Tomlinson finding ways to produce

FLORHAM PARK, N.J. -- Rex Ryan thinks LaDainian Tomlinson moves so well that when he retires, the running back could be a contestant on Dancing In The Stars.

What? That's not what the show is called?

Anybody can dance with the stars, Ryan said during his Thursday afternoon news conference. Tomlinson is good enough to dance in the stars. Perhaps he is a step slower out there, but he has all the experience and knowledge that can compensate for the slightest of declines.

Later, Tomlinson laughed but made it clear he's not up for a starring role in a reality show.

"I'm glad he can still see the skills," Tomlinson said. "Back then I was real fast; now I'm just fast."

At 32 and in his 11th NFL season, Tomlinson has found ways to maintain productivity for the New York Jets at a position that usually chews up guys in a few short years.

"He's a freak," offensive lineman Matt Slauson said. "Everybody counted him out, said he's too old, he can't do it anymore, but last year he destroyed everyone. In my opinion, he was the comeback player of the league."

This season, Tomlinson is officially more of a third-down back, with Shonn Greene getting the nod as the first.
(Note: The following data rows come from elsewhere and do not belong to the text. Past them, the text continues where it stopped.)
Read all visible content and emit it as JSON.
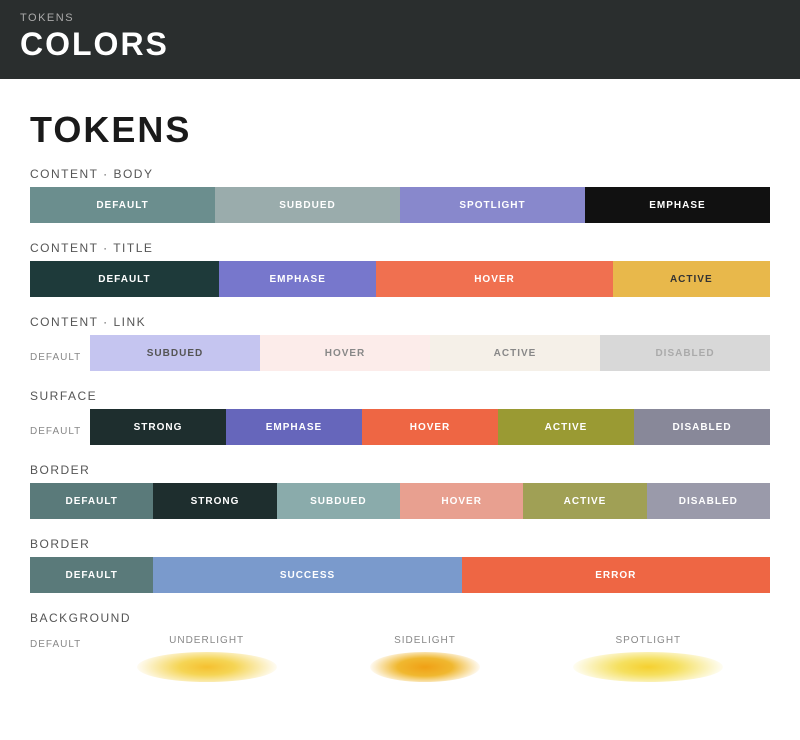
{
  "header": {
    "subtitle": "TOKENS",
    "title": "COLORS"
  },
  "page": {
    "title": "TOKENS"
  },
  "sections": {
    "content_body": {
      "label": "CONTENT · BODY",
      "swatches": [
        {
          "id": "cb-default",
          "label": "DEFAULT",
          "bg": "#6b8e8e",
          "color": "white"
        },
        {
          "id": "cb-subdued",
          "label": "SUBDUED",
          "bg": "#9aacac",
          "color": "white"
        },
        {
          "id": "cb-spotlight",
          "label": "SPOTLIGHT",
          "bg": "#8888cc",
          "color": "white"
        },
        {
          "id": "cb-emphase",
          "label": "EMPHASE",
          "bg": "#111111",
          "color": "white"
        }
      ]
    },
    "content_title": {
      "label": "CONTENT · TITLE",
      "swatches": [
        {
          "id": "ct-default",
          "label": "DEFAULT",
          "bg": "#1e3a3a",
          "color": "white"
        },
        {
          "id": "ct-emphase",
          "label": "EMPHASE",
          "bg": "#7777cc",
          "color": "white"
        },
        {
          "id": "ct-hover",
          "label": "HOVER",
          "bg": "#f07050",
          "color": "white"
        },
        {
          "id": "ct-active",
          "label": "ACTIVE",
          "bg": "#e8b84b",
          "color": "#333"
        }
      ]
    },
    "content_link": {
      "label": "CONTENT · LINK",
      "sub_label": "DEFAULT",
      "swatches": [
        {
          "id": "cl-subdued",
          "label": "SUBDUED",
          "bg": "#c5c5f0",
          "color": "#555"
        },
        {
          "id": "cl-hover",
          "label": "HOVER",
          "bg": "#fcecea",
          "color": "#888"
        },
        {
          "id": "cl-active",
          "label": "ACTIVE",
          "bg": "#f5f0e8",
          "color": "#888"
        },
        {
          "id": "cl-disabled",
          "label": "DISABLED",
          "bg": "#d8d8d8",
          "color": "#aaa"
        }
      ]
    },
    "surface": {
      "label": "SURFACE",
      "sub_label": "DEFAULT",
      "swatches": [
        {
          "id": "sf-strong",
          "label": "STRONG",
          "bg": "#1e2e2e",
          "color": "white"
        },
        {
          "id": "sf-emphase",
          "label": "EMPHASE",
          "bg": "#6666bb",
          "color": "white"
        },
        {
          "id": "sf-hover",
          "label": "HOVER",
          "bg": "#ee6644",
          "color": "white"
        },
        {
          "id": "sf-active",
          "label": "ACTIVE",
          "bg": "#9a9a33",
          "color": "white"
        },
        {
          "id": "sf-disabled",
          "label": "DISABLED",
          "bg": "#888899",
          "color": "white"
        }
      ]
    },
    "border1": {
      "label": "BORDER",
      "swatches": [
        {
          "id": "br1-default",
          "label": "DEFAULT",
          "bg": "#5a7a7a",
          "color": "white"
        },
        {
          "id": "br1-strong",
          "label": "STRONG",
          "bg": "#1e2e2e",
          "color": "white"
        },
        {
          "id": "br1-subdued",
          "label": "SUBDUED",
          "bg": "#8aabab",
          "color": "white"
        },
        {
          "id": "br1-hover",
          "label": "HOVER",
          "bg": "#e8a090",
          "color": "white"
        },
        {
          "id": "br1-active",
          "label": "ACTIVE",
          "bg": "#a0a055",
          "color": "white"
        },
        {
          "id": "br1-disabled",
          "label": "DISABLED",
          "bg": "#9a9aaa",
          "color": "white"
        }
      ]
    },
    "border2": {
      "label": "BORDER",
      "swatches": [
        {
          "id": "br2-default",
          "label": "DEFAULT",
          "bg": "#5a7a7a",
          "color": "white"
        },
        {
          "id": "br2-success",
          "label": "SUCCESS",
          "bg": "#7a9acc",
          "color": "white"
        },
        {
          "id": "br2-error",
          "label": "ERROR",
          "bg": "#ee6644",
          "color": "white"
        }
      ]
    },
    "background": {
      "label": "BACKGROUND",
      "sub_label": "DEFAULT",
      "items": [
        {
          "id": "bg-underlight",
          "label": "UNDERLIGHT"
        },
        {
          "id": "bg-sidelight",
          "label": "SIDELIGHT"
        },
        {
          "id": "bg-spotlight",
          "label": "SPOTLIGHT"
        }
      ]
    }
  }
}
Yet on Sunday against the Cowboys, Tomlinson tied with Santonio Holmes to lead the team in catches with six. He had 73 receiving yards, three more than the wide receiver, in addition to 16 rushing yards.

"This is something that I always wanted to do, running routes out the backfield as I get a little older," Tomlinson said. "I embrace the role. Obviously I want to touch the ball, no doubt. And when I'm running routes, I want Mark [Sanchez] to look for me, no doubt. That's a part of the competitiveness that you have and want to contribute to the team, and there's nothing wrong with that."

But he recognizes he can't carry the ball every down anymore and needs to let the younger Greene do so.

"I think you approach it as not being as selfish as a guy who wants to do everything," Tomlinson said. "I just believe that you stay fresher longer throughout the year and throughout a game if you share the load a little bit. That way in the fourth quarter, you still have the burst and you still have the legs to finish the game off."

Longevity is the name of the game, and Tomlinson serves as an example to the other young backs on the team.

"Running back lifespan is not very long," John Conner said. "Said he's played 10-plus years -- that's pretty amazing on his part."

No matter what his role, Tomlinson has learned what he needs to do to be at his best when it counts.

"You're more disciplined," Tomlinson said. "You really understand what you need to eat, what weight you need to be at on game day to feel that energy and be ready to go. That's part that you learn over time. When you're young, you might eat crap on Saturday night. It doesn't matter. It doesn't affect you at all. Now, you have kind of learned. During the week, you learn what it takes to take care of your body and what you need to do to get ready to play."